Gray-TV, which owns KMOV, postponed a planned debate this month between Democratic hopefuls Lucas Kunce and Trudy Busch Valentine. She did not respond to the invite. Both have now, however, agreed to one-on-one sit-down interviews this week.

KMOV and another local outlet also tried planning a debate with Republicans. It was also backburned, after Vicky Hartzler and Billy Long committed but Eric Greitens and Eric Schmitt did not.

Instead of debates, Farnsworth explained candidates are turning to their silos of slanted news sources and their own social media.

“If you want to be somewhere where you don’t want to be asked a tough question, media outlets that are explicitly conversative are going to be friendly places for politicians who are conservative,” he said.

Farnsworth said it’s also getting more increasingly difficult for reporters to even get interviews with current office holders, many of whom talk only with national media or rarely any media at all.

“Everybody has their own approach I guess, but we try to sit down multiple times a week, every week that we are in session, and it’s a time that I enjoy,” said Missouri Senator Josh Hawley. He is one of the few who makes time for local media every week.

“We don’t control the questions; you can ask whatever you want and I think that’s being held accountable. we do it all the time, hundreds and hundreds of interviews, every year and we will keep doing it,” said Hawley.

By contrast, Illinois Congressman Mike Bost hasn’t been interviewed on our air in seven months. Congresswoman Mary Miller’s office rarely responds to media requests and she has only been interviewed on a single day since she was elected last year.

She, like others, turning instead to attack ads, direct email marketing and social media.

“It’s very easy to send out something is prepared and tailored and maybe even focus-grouped before it goes out to the public. There is no doubt politicians will feel more comfortable in that venue,” Farnsworth said.

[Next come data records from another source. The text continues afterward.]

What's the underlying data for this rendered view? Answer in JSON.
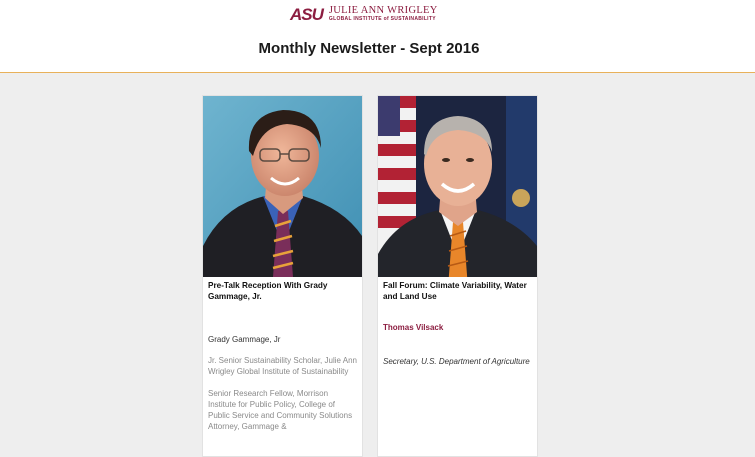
{
  "header": {
    "logo_mark": "ASU",
    "logo_name": "JULIE ANN WRIGLEY",
    "logo_subtitle": "GLOBAL INSTITUTE of SUSTAINABILITY",
    "title": "Monthly Newsletter - Sept 2016"
  },
  "cards": [
    {
      "title": "Pre-Talk Reception With Grady Gammage, Jr.",
      "person_name": "Grady Gammage, Jr",
      "role": "Jr. Senior Sustainability Scholar, Julie Ann Wrigley Global Institute of Sustainability",
      "bio": "Senior Research Fellow, Morrison Institute for Public Policy, College of Public Service and Community Solutions Attorney, Gammage &"
    },
    {
      "title": "Fall Forum: Climate Variability, Water and Land Use",
      "person_name": "Thomas Vilsack",
      "role": "Secretary, U.S. Department of Agriculture"
    }
  ],
  "colors": {
    "accent": "#8c1d40",
    "gold": "#ffc627",
    "divider": "#e8b15a"
  }
}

But he said that only reaches so many people and voters deserve more.

“It’s really like AstroTurf, it’s not real, its fake grass,” Farnsworth said.

KMOV will have continued coverage of the candidates leading up to the primary.